The Associated Press reports:
U.S. officials say the Trump administration is proposing deep cuts in spending for diplomacy and foreign aid programs to help pay for increased military spending.
Officials familiar with the proposal say it calls for slashing 37 percent of the State Department and the U.S. Agency for International Development budgets. Development assistance would take the biggest hit. The officials spoke on condition of anonymity because they weren’t authorized to discuss the spending plan publicly before it is presented to Congress.
In the current fiscal year, the State Department and USAID got $50.1 billion, a little more than 1 percent of the total federal budget.

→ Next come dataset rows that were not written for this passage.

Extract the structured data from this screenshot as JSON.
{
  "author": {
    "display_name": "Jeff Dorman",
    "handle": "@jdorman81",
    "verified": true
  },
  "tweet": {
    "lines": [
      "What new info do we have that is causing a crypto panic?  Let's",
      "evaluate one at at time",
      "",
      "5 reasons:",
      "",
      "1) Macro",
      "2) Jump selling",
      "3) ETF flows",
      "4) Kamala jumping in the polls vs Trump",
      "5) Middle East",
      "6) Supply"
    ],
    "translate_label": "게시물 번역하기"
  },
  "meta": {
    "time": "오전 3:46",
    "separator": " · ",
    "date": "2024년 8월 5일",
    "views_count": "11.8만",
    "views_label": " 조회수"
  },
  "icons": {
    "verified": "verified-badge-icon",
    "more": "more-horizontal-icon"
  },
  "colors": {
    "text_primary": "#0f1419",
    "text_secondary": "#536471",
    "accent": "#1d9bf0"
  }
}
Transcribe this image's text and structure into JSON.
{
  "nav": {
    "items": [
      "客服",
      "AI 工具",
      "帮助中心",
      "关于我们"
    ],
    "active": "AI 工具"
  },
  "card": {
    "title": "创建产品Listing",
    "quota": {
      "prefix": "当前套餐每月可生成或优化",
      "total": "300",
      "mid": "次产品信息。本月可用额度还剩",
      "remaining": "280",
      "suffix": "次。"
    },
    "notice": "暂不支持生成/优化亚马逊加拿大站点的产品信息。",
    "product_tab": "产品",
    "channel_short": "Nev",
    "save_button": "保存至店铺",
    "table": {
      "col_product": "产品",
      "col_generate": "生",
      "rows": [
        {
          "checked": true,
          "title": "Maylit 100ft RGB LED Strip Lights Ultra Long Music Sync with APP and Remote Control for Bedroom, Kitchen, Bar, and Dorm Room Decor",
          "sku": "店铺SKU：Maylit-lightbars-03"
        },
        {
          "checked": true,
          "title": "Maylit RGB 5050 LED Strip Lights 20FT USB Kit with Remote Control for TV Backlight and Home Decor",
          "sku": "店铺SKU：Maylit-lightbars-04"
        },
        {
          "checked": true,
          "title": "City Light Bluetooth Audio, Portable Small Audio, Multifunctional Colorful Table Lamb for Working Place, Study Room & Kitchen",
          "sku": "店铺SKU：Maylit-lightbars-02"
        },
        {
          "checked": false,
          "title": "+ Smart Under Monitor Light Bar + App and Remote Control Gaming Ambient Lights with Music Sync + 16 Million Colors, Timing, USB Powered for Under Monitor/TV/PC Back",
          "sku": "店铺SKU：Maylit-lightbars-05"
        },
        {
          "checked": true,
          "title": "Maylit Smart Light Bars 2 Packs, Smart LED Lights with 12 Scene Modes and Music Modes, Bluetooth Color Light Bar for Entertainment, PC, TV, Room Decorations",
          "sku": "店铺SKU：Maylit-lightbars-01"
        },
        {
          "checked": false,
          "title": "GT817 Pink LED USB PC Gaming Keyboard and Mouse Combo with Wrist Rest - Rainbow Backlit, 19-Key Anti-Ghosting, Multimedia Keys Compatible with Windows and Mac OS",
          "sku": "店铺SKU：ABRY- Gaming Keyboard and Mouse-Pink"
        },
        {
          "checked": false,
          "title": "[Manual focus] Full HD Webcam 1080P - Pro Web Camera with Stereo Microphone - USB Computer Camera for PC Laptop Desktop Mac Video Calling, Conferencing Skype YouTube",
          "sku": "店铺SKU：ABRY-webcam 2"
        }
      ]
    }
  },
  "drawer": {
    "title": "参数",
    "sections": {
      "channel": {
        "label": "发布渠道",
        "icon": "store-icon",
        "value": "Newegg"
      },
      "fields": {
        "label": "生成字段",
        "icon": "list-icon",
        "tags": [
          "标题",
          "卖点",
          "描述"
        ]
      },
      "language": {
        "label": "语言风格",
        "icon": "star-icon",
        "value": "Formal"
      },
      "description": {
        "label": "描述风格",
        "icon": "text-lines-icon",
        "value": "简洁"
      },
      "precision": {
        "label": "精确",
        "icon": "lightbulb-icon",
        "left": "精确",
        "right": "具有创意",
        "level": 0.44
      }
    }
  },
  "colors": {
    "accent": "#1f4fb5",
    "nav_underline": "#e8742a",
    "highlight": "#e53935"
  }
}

Officials say a 37-percent cut would likely require reductions in staff, including security contractors at diplomatic missions abroad.
More from CBS News:
More than 120 retired generals are making what may seem like a surprising defense of government spending on diplomacy. Their unified perspective is expressed in letter to congressional leadership and was prompted by an announcement of major cuts to the non-defense budget and a corresponding increase of $54 billion to defense spending.
The generals quoted Defense Secretary James Mattis to illustrate their point that foreign policy is not monolithic, and that diplomacy and defense are equal partners in U.S. policy. “As Secretary James Mattis said while commander of U.S. Central Command, ‘If you don’t fully fund the State Department, then I need to buy more ammunition.’”
The signatories of this letter disagree that foreign policy should be approached purely as a militaristic endeavor. One signer is Marine Gen. John R. Allen, a retired United States Marine Corps four-star general, former top U.S. commander in Afghanistan, and 2014-2015 Special Presidential Envoy for the Global Coalition to Counter ISIL appointed by President Obama.
“Cutting the State Department budget by 30 percent is consigning us to a generational war. We cannot fight our way out of this. It is an issue which can be decided by decisive diplomacy and enlightened development,” General Allen told CBS News.
And from the progressive Common Dreams:
“If this is an effort to put America first, it’s a complete misfire,” said National Priorities Project’s Research Director Lindsay Koshgarian. “America has long been first when it comes to military spending and military strength. But we’re not first when it comes to education, health outcomes, or economic mobility. Those are the areas where we need to invest more. This budget does exactly the opposite.”
The proposal involves cutting domestic spending for programs like the National Endowment for the Arts, National Endowment for the Humanities, Corporation for Public Broadcasting and others. The identified cuts amount to approximately $3 billion – far less than the $54 billion proposed.
“The proposed cuts are not just inadequate to fund the proposed military increase, they’re also ill-advised,” Koshgarian said. “Foreign aid and diplomacy are often understood as simply a humanitarian or charitable endeavor, but it’s far more strategic than that. U.S. diplomacy and foreign aid are carefully targeted to support stability in parts of the world where the U.S. has important safety or national interests. They’re recognized by military leaders as a necessary tool in their toolbox. You can’t solve every problem with a gun.”